Digg it: How you can help conservative blogs; Update: Readers weigh in
posted at 11:44 am on November 17, 2006 by Allahpundit
I’ve been meaning to write about this for awhile and now lazy Friday’s given me the chance.
People occasionally e-mail us asking for a PayPal button so that they can donate. That’s kind of them, but there are other ways to help the site that don’t require quite so much largesse. For one thing, you can buy stuff at the HA store and get something for your money in return.
Alternatively, what you can do is sign up at Digg and start putting the “Digg It” button on your favorite conservative blogs to use. There’s one at the end of every post on this site — and at MM’s site, and at LGF and Ace of Spades, to take just three other prominent examples. (There’s none at Instapundit. He’s sort of a one-man Digg anyway, so it’d be redundant.) You’re not limited to sites with the Digg button, either; you can manually enter the URL of any blog post or news article that catches your fancy and add that to the Digg roster.
I mention this because (a) Digg is increasingly important as a news source, and (b) as of right now, its political channel is dominated by liberals. I see stuff on the charts there from Media Matters, Crooks & Liars, and, especially, Think Progress all the time; with two exceptions, I’ve never seen a post from a conservative blog. Which tells me either you guys aren’t using it, which is a shame since the popular articles are endlessly interesting, or you are using it and have never read anything Diggworthy on any right-wing blog. Which is unlikely.
Having said all that, if you do sign up for an account, please use discretion in deciding which posts to Digg. Digging everything you read is not only an abuse of their site but defeats its purpose as a news filter by burying the wheat under chaff. Stick to stuff that’s genuinely newsworthy. Or creative.
I leave you with the words of Robert Cox, proprietor of OlbermannWatch.com, writing last month about the boss’s run-in with YouTube:
It may not matter who manufacturers your radio since all points on the dial are equally accessible and the choice is tiny compared to the number of Web sites, but on the Internet, where popularity is often directly proportional to technological acumen and popularity, once achieved, breeds more popularity, who builds what means everything.
Malkin may have been the first casualty in the coming information war but she certainly will not be the last. Yet online conservative elites seem not to care. They fail to realize that voters are increasingly accessing news and information from these new media sources and that these sources are using their editorial discretion to publish and promote a liberal — not conservative — agenda.
Still think it doesn’t matter? Just ask Michelle.
Update: Phin at the Phish Bowl has a post explaining how to install the Digg button on your site.
Update: Digg this!
Update: Reader Jenn S. e-mails:
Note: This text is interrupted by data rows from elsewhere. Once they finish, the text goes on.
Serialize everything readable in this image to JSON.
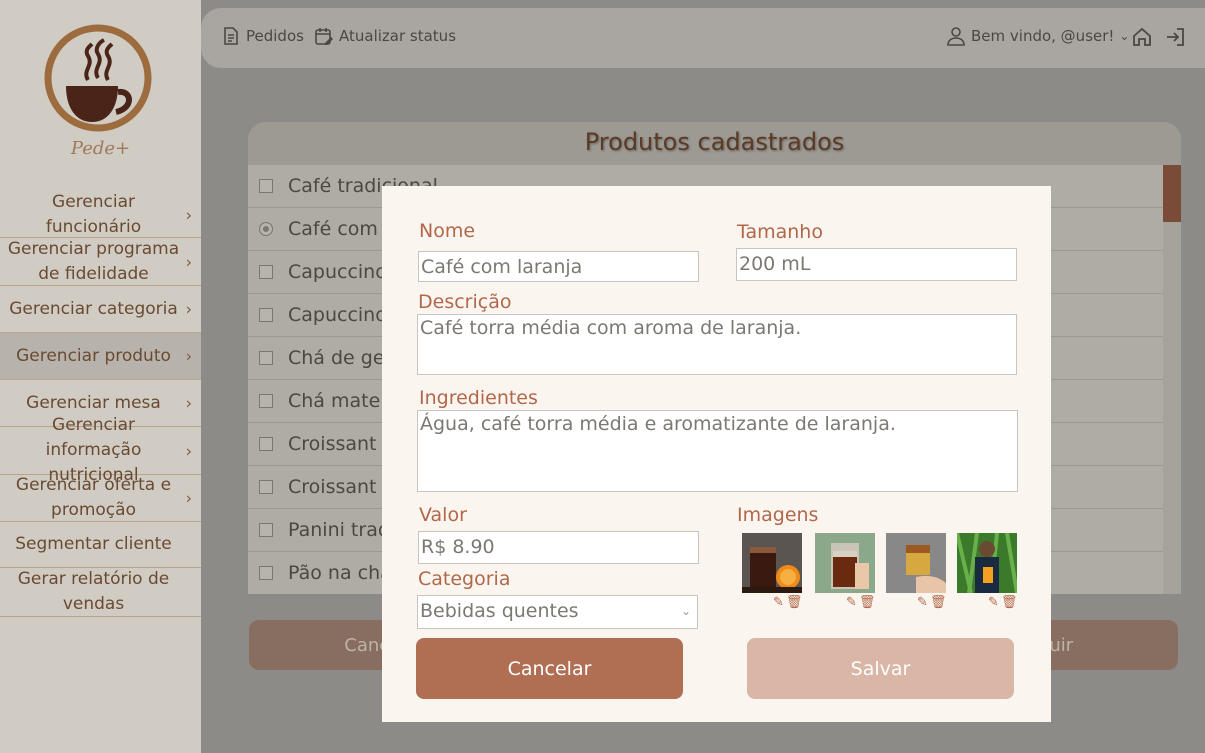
{
  "brand": {
    "name": "Pede+"
  },
  "sidebar": {
    "items": [
      {
        "label": "Gerenciar funcionário"
      },
      {
        "label": "Gerenciar programa de fidelidade"
      },
      {
        "label": "Gerenciar categoria"
      },
      {
        "label": "Gerenciar produto"
      },
      {
        "label": "Gerenciar mesa"
      },
      {
        "label": "Gerenciar informação nutricional"
      },
      {
        "label": "Gerenciar oferta e promoção"
      },
      {
        "label": "Segmentar cliente"
      },
      {
        "label": "Gerar relatório de vendas"
      }
    ]
  },
  "topbar": {
    "orders_label": "Pedidos",
    "update_status_label": "Atualizar status",
    "welcome_label": "Bem vindo, @user!"
  },
  "products": {
    "title": "Produtos cadastrados",
    "rows": [
      {
        "name": "Café tradicional"
      },
      {
        "name": "Café com laranja"
      },
      {
        "name": "Capuccino"
      },
      {
        "name": "Capuccino"
      },
      {
        "name": "Chá de gengibre"
      },
      {
        "name": "Chá mate"
      },
      {
        "name": "Croissant"
      },
      {
        "name": "Croissant"
      },
      {
        "name": "Panini tradicional"
      },
      {
        "name": "Pão na chapa"
      }
    ],
    "cancel_label": "Cancelar",
    "delete_label": "Excluir"
  },
  "modal": {
    "name_label": "Nome",
    "name_value": "Café com laranja",
    "size_label": "Tamanho",
    "size_value": "200 mL",
    "description_label": "Descrição",
    "description_value": "Café torra média com aroma de laranja.",
    "ingredients_label": "Ingredientes",
    "ingredients_value": "Água, café torra média e aromatizante de laranja.",
    "price_label": "Valor",
    "price_value": "R$ 8.90",
    "category_label": "Categoria",
    "category_value": "Bebidas quentes",
    "images_label": "Imagens",
    "cancel_label": "Cancelar",
    "save_label": "Salvar"
  },
  "colors": {
    "accent": "#b06e52",
    "accent_light": "#d9b6a6",
    "label": "#b2674a",
    "modal_bg": "#faf6ef"
  }
}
[T]here is no shortage of conservative blog articles posted to sites like Digg, Deli.cio.us, Reddit, etc.. There is, however, a shortage of conservative users that spend enough time these sites to Digg the conservative articles on a daily basis.
At the suggestion last summer of Michelle, I joined Digg, and have been faithfully posting articles, and building a network of “friends” on the site. I even learned met a fellow Digger online who helped me set my blog up correctly so that I can post blog articles to the other social network sites. I post articles from Michelle Malkin, David Limbaugh, Ann Coulter, Townhall, Human Events, etc…
But, inspite of the fact that I have almost 300 friends, and about 100 “mutual” friends, my posts almost never get more than 20-30 diggs, and that’s not enough go get to the front page. And then, of course, certain Blogs, like Michelle’s, are automatically “buried” by a bunch of Malkin-haters that run like a pack.
If conservative bloggers are ever going to make a difference on sites like Digg, we’re going to have to get organized, and take time to not only “post” stories, but go in and spend some time daily “digging,” each other’s stories.